Data extracted from a collection:
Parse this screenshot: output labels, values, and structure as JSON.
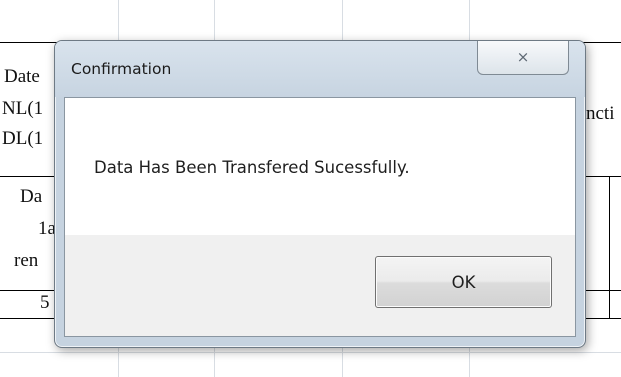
{
  "spreadsheet": {
    "cells": [
      {
        "id": "date",
        "text": "Date"
      },
      {
        "id": "nl",
        "text": "NL(1"
      },
      {
        "id": "dl",
        "text": "DL(1"
      },
      {
        "id": "dat",
        "text": "Da"
      },
      {
        "id": "one",
        "text": "1a"
      },
      {
        "id": "ren",
        "text": "ren"
      },
      {
        "id": "five",
        "text": "5"
      },
      {
        "id": "ncti",
        "text": "ncti"
      }
    ]
  },
  "dialog": {
    "title": "Confirmation",
    "close_icon": "×",
    "message": "Data Has Been Transfered Sucessfully.",
    "ok_label": "OK"
  },
  "colors": {
    "dialog_frame": "#c6d3e0",
    "client_background": "#f0f0f0",
    "message_background": "#ffffff"
  }
}
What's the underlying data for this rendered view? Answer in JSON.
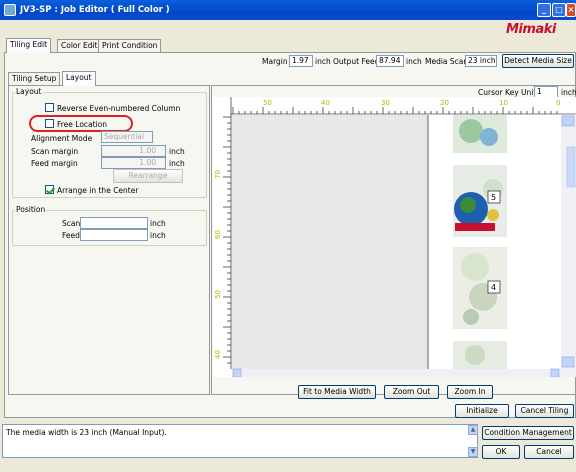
{
  "window": {
    "title": "JV3-SP : Job Editor ( Full Color )",
    "brand": "Mimaki",
    "buttons": {
      "minimize": "_",
      "maximize": "□",
      "close": "×"
    }
  },
  "tabs": {
    "main": [
      "Tiling Edit",
      "Color Edit",
      "Print Condition"
    ],
    "active_main": "Tiling Edit",
    "sub": [
      "Tiling Setup",
      "Layout"
    ],
    "active_sub": "Layout"
  },
  "topbar": {
    "margin_label": "Margin",
    "margin_value": "1.97",
    "margin_unit": "inch",
    "output_feed_label": "Output Feed",
    "output_feed_value": "87.94",
    "output_feed_unit": "inch",
    "media_scan_label": "Media Scan",
    "media_scan_value": "23 inch",
    "detect_button": "Detect Media Size"
  },
  "layout": {
    "group_label": "Layout",
    "reverse_even": "Reverse Even-numbered Column",
    "free_location": "Free Location",
    "alignment_mode_label": "Alignment Mode",
    "alignment_mode_value": "Sequential",
    "scan_margin_label": "Scan margin",
    "scan_margin_value": "1.00",
    "feed_margin_label": "Feed margin",
    "feed_margin_value": "1.00",
    "unit": "inch",
    "rearrange_button": "Rearrange",
    "arrange_center": "Arrange in the Center"
  },
  "position": {
    "group_label": "Position",
    "scan_label": "Scan",
    "feed_label": "Feed",
    "unit": "inch"
  },
  "canvas": {
    "cursor_key_unit_label": "Cursor Key Unit",
    "cursor_key_unit_value": "1",
    "cursor_key_unit_suffix": "inch",
    "ruler_top": [
      "50",
      "40",
      "30",
      "20",
      "10",
      "0"
    ],
    "ruler_left": [
      "70",
      "60",
      "50",
      "40"
    ],
    "tiles": [
      "5",
      "4"
    ]
  },
  "buttons": {
    "fit": "Fit to Media Width",
    "zoom_out": "Zoom Out",
    "zoom_in": "Zoom In",
    "initialize": "Initialize",
    "cancel_tiling": "Cancel Tiling",
    "condition_management": "Condition Management",
    "ok": "OK",
    "cancel": "Cancel"
  },
  "status": {
    "message": "The media width is 23 inch (Manual Input)."
  },
  "colors": {
    "title_bar": "#0a4ad0",
    "highlight": "#e02020",
    "brand": "#c8102e"
  }
}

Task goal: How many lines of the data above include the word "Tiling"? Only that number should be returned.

Solution to this task: 4